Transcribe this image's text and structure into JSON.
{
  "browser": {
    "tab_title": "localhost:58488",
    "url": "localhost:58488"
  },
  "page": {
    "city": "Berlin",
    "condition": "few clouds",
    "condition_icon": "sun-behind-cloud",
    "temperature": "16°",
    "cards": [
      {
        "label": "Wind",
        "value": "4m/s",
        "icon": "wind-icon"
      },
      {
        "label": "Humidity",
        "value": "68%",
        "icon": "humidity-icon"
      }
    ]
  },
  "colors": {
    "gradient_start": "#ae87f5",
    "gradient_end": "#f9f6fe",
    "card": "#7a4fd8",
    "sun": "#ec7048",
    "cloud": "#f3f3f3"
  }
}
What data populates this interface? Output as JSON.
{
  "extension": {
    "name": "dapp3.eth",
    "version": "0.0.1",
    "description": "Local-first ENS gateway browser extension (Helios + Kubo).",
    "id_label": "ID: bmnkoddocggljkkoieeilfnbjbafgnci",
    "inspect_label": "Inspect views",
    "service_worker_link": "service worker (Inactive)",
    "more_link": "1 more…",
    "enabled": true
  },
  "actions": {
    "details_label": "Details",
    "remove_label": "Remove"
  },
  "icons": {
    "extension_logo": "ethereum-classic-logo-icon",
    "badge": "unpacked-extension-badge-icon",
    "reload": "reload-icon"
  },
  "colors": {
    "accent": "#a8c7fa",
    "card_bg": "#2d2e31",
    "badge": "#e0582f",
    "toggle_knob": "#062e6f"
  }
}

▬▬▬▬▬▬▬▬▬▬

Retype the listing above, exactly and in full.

Transcribe this image's text and structure into JSON.
{
  "browser": {
    "tab_title": "localhost:58488",
    "url": "localhost:58488"
  },
  "page": {
    "city": "Berlin",
    "condition": "few clouds",
    "condition_icon": "sun-behind-cloud",
    "temperature": "16°",
    "cards": [
      {
        "label": "Wind",
        "value": "4m/s",
        "icon": "wind-icon"
      },
      {
        "label": "Humidity",
        "value": "68%",
        "icon": "humidity-icon"
      }
    ]
  },
  "colors": {
    "gradient_start": "#ae87f5",
    "gradient_end": "#f9f6fe",
    "card": "#7a4fd8",
    "sun": "#ec7048",
    "cloud": "#f3f3f3"
  }
}
What data populates this interface? Output as JSON.
{
  "extension": {
    "name": "dapp3.eth",
    "version": "0.0.1",
    "description": "Local-first ENS gateway browser extension (Helios + Kubo).",
    "id_label": "ID: bmnkoddocggljkkoieeilfnbjbafgnci",
    "inspect_label": "Inspect views",
    "service_worker_link": "service worker (Inactive)",
    "more_link": "1 more…",
    "enabled": true
  },
  "actions": {
    "details_label": "Details",
    "remove_label": "Remove"
  },
  "icons": {
    "extension_logo": "ethereum-classic-logo-icon",
    "badge": "unpacked-extension-badge-icon",
    "reload": "reload-icon"
  },
  "colors": {
    "accent": "#a8c7fa",
    "card_bg": "#2d2e31",
    "badge": "#e0582f",
    "toggle_knob": "#062e6f"
  }
}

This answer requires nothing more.